I began typing this sitting outside my son’s school, waiting for it to get over for the day. As always, I was the first parent to arrive, because I am yet to get over the look in his eyes when he sees me as the first person at the classroom door. Before any other ma or papa or driver uncle. I like it that way, so I make sure I leave home a little early and catch his face lighting up before the crowd catches up with our special moment.
Today, though, I was exceptionally early. There were 65 minutes to go before I could get up from this plastic chair under the tin shed and walk up to his class to take him home. Who knew the part of the Ring Road that was squeezed by the Metro workers for months would be thrown open to traffic. What a relief really to have a full road, but still … how much can I just sit and look around now? And look around at who? Or what?
But then, have eyes had time and had to look around.
The recess had just got over. While the bell announcing the end was met with a loud uproar, a sudden silence was descending over all visible parts of the school. Much like how a dry dupatta falls off the clothes line on the first floor and comes gliding down. In no real hurry but getting there. The silence. The breeze felt nippy. I tightened my stole around my shoulders, hid my hands inside, and re-crossed my legs for the 14th time. Some minutes must have gone by, when I heard a screech loud enough to make the bus driver in the far corner of the parking area turn, and make me look up from fidgeting with my phone.
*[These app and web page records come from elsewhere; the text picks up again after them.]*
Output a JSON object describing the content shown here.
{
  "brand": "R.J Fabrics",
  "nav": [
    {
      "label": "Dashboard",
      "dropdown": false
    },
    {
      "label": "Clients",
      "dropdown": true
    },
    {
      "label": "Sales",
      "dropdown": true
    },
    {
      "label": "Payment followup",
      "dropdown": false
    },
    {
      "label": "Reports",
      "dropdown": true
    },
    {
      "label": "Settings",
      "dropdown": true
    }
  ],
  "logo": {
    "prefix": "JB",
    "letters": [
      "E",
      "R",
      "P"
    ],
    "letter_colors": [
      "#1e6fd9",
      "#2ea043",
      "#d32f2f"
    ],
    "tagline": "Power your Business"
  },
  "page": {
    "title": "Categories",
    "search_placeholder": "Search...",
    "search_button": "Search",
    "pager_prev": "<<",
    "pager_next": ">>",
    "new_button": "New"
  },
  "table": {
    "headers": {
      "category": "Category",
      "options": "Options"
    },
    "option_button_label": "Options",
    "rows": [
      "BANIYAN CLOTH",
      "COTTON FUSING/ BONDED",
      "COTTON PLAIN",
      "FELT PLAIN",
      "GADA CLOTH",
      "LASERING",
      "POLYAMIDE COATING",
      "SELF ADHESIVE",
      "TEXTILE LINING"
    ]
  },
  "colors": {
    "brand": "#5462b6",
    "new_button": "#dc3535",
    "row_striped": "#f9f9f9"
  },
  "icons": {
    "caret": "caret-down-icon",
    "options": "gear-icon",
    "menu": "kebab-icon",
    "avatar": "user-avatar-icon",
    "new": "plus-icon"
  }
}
The guard at the main gate had dragged his chair two meters away from the post and was now sitting in the sun; the metallic letters on his shoulders making tiny reflected moons on the nearby tree. And his face? Gloriously snug and warm. Seconds later, as if it was a sign I was waiting for, I did the same. I shifted my own grey chair right on the shadow line where the tin roof’s shade ended and a sea of sunlight began.
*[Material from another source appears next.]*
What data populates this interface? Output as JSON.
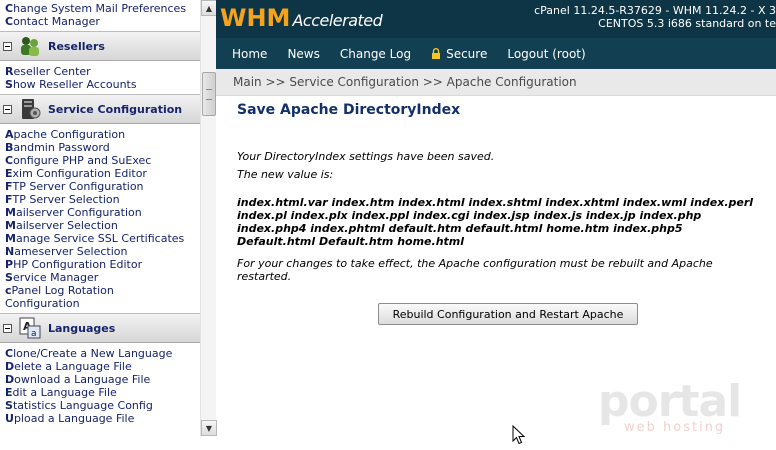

To describe what I felt when I re-crossed my legs for the 15th time, this time in the sunlight, is impossible for me. It did not feel like first love, no, but certainly like the first warm kiss of the season. I knew that the dark blue top would absorb too much too soon and I will have to relocate, but who worries about teething babies on their honeymoon night itself? I still had a lot of time on my hands, but at least my hands were in the sun now. I looked at them. I ran my left thumb over the slightly visible veins on top of the right hand. Like a ship breaking through pieces of ice, tiny brown wrinkles of collected skin formed. Dryness, despite the lotion. That’s when a scene from my childhood scooped me away from the present …
It either used to be petroleum jelly, which one of her NRI sons brought for her, or mustard oil. Most of winters you would find her rubbing either of those on her arms and feet. My grandmother. My dad’s mother who would enjoy the winter sitting on a folding bed in the tree-lined back yard, and always in the sun. More than the gold bangles it was the patterns on her wrinkled skin that held my childish attention. If I think now, I would say they looked like hexagons made from the most delicate glass. They shone so bright. So thick the layer of oil, so thin the skin. Once done, she would call for her sacred book and its exquisite wooden stand and go oblivious to the world around her, a world which was making its own life around the winter sun.
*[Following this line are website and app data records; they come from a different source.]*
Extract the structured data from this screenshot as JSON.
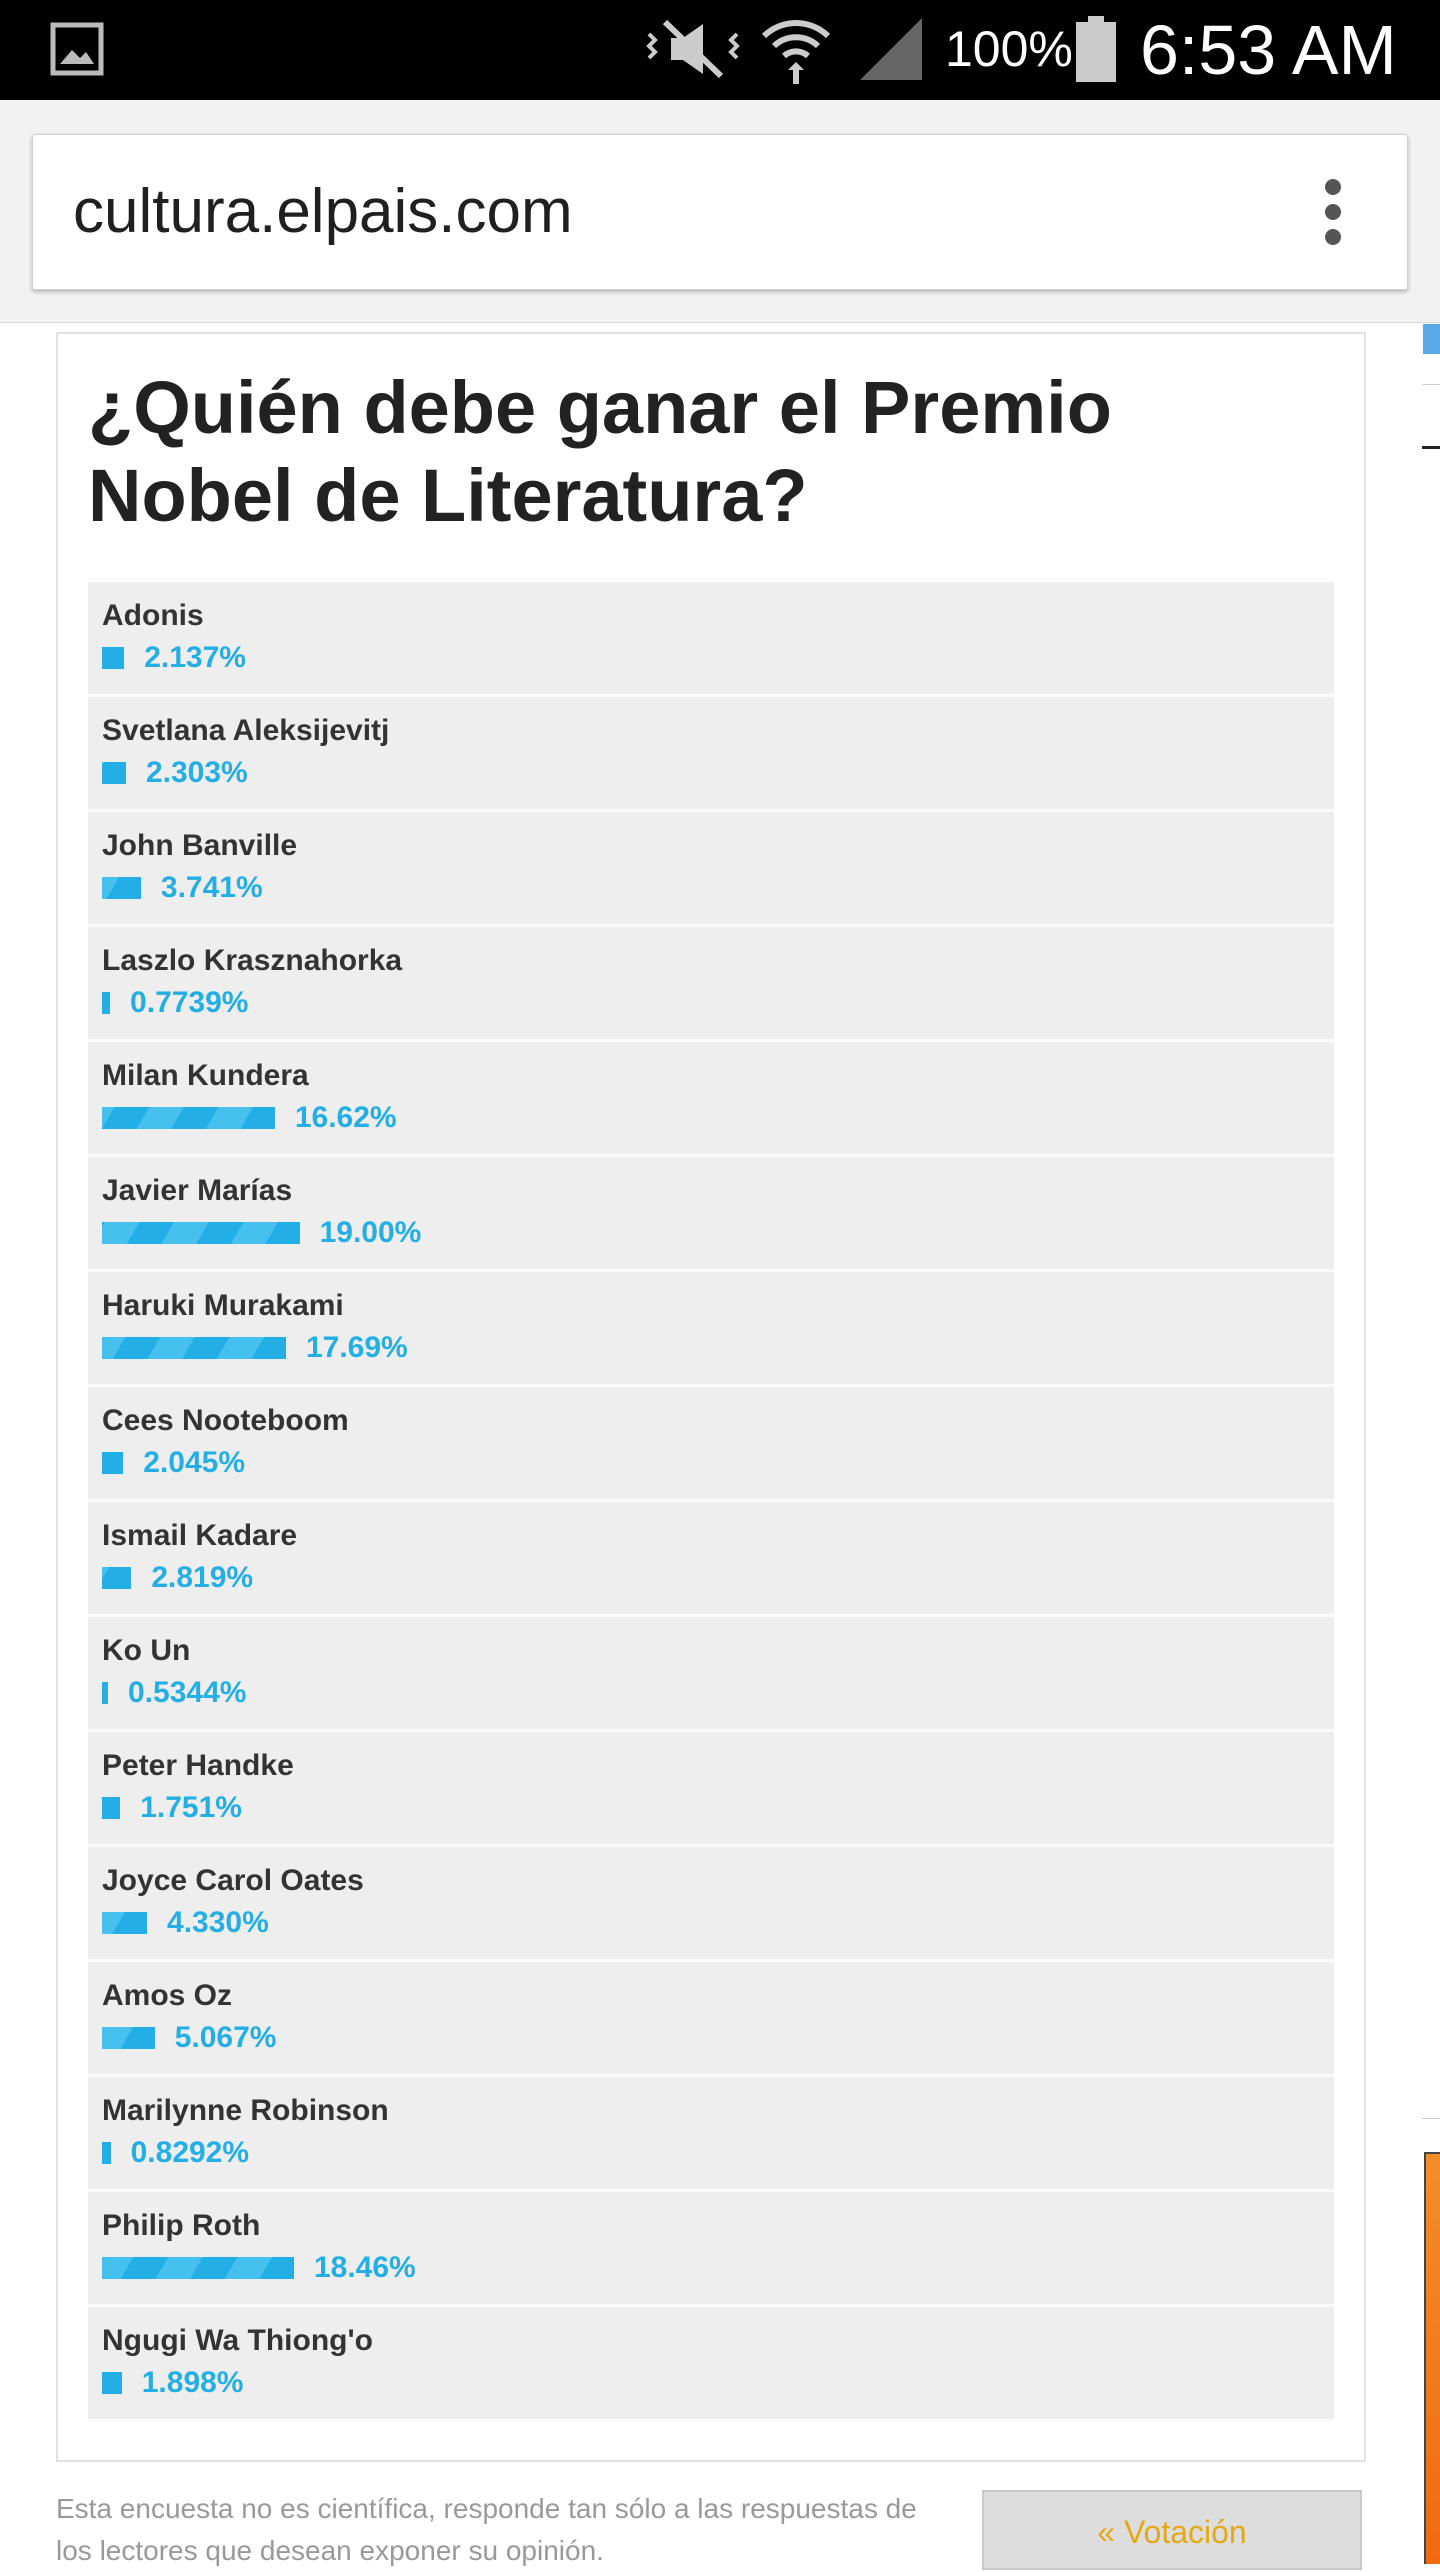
{
  "status_bar": {
    "battery_percent": "100%",
    "time": "6:53 AM",
    "icons": [
      "image-icon",
      "mute-vibrate-icon",
      "wifi-icon",
      "signal-icon",
      "battery-icon"
    ]
  },
  "browser": {
    "url": "cultura.elpais.com",
    "menu_icon": "more-vert-icon"
  },
  "poll": {
    "title": "¿Quién debe ganar el Premio Nobel de Literatura?",
    "items": [
      {
        "name": "Adonis",
        "percent_label": "2.137%",
        "percent": 2.137
      },
      {
        "name": "Svetlana Aleksijevitj",
        "percent_label": "2.303%",
        "percent": 2.303
      },
      {
        "name": "John Banville",
        "percent_label": "3.741%",
        "percent": 3.741
      },
      {
        "name": "Laszlo Krasznahorka",
        "percent_label": "0.7739%",
        "percent": 0.7739
      },
      {
        "name": "Milan Kundera",
        "percent_label": "16.62%",
        "percent": 16.62
      },
      {
        "name": "Javier Marías",
        "percent_label": "19.00%",
        "percent": 19.0
      },
      {
        "name": "Haruki Murakami",
        "percent_label": "17.69%",
        "percent": 17.69
      },
      {
        "name": "Cees Nooteboom",
        "percent_label": "2.045%",
        "percent": 2.045
      },
      {
        "name": "Ismail Kadare",
        "percent_label": "2.819%",
        "percent": 2.819
      },
      {
        "name": "Ko Un",
        "percent_label": "0.5344%",
        "percent": 0.5344
      },
      {
        "name": "Peter Handke",
        "percent_label": "1.751%",
        "percent": 1.751
      },
      {
        "name": "Joyce Carol Oates",
        "percent_label": "4.330%",
        "percent": 4.33
      },
      {
        "name": "Amos Oz",
        "percent_label": "5.067%",
        "percent": 5.067
      },
      {
        "name": "Marilynne Robinson",
        "percent_label": "0.8292%",
        "percent": 0.8292
      },
      {
        "name": "Philip Roth",
        "percent_label": "18.46%",
        "percent": 18.46
      },
      {
        "name": "Ngugi Wa Thiong'o",
        "percent_label": "1.898%",
        "percent": 1.898
      }
    ],
    "colors": {
      "bar": "#23aee6",
      "row_bg": "#eeeeee"
    }
  },
  "footer": {
    "note": "Esta encuesta no es científica, responde tan sólo a las respuestas de los lectores que desean exponer su opinión.",
    "vote_button": "« Votación"
  }
}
The older children, with their backs towards the brightness because young girls just didn’t want to get tanned, would be busy with their school books. Winter holidays never came without home work! One of us from the middle rung would be seen helping an aunt spread the orange peels and amla slices on newspapers. To dry. In another sunlit patch, empty plastic jars would sit agape, to be ‘dry-cleaned’ to hold this winter's pickles. Pickles too would be basking in their preserved glory a safe distance away from the two youngest imps throwing mud around, digging the flowerbeds and burying broken idols hoping for a temple to grow. At least one pair of just-washed sneakers would lean against a wall, snoozing in the sun, much like the writer of this post would right after lunch and just below her favourite mango tree, with a shawl on her head because some falling leaves can have tiny bugs on them, plus those fruit flies ...
There was so much happening in the Sun back then, that the Sun just couldn’t have got bored for the day. Today, I sit wondering here in Delhi - where is the time, the space? Where are the people? And where is the full blown winter sun to enjoy? And then I answer myself – I think we bored the winter Sun away. Because even when we have such moments of free time on our hands and a bright sunny sky, we just don’t know what to do with them.
Maybe, those bright patches of yellow sneaking in from our windows and doors or catching us unaware outside offices and schools are just asking us to see. To look closer, even if at our own hands. For who knows what streams of thoughts, what journeys into the past are waiting to happen. What bonds asking to be re-lived. And what stories knocking up there, hungry to be told. Spontaneous ones … told just as they come to mind, like this one here. Unedited for now, but a polished version of it waiting especially for him, for bedtime tonight.
Him. My son. The one I was the first to pick, today again, and around whom my life now revolves. My sun for all seasons to come.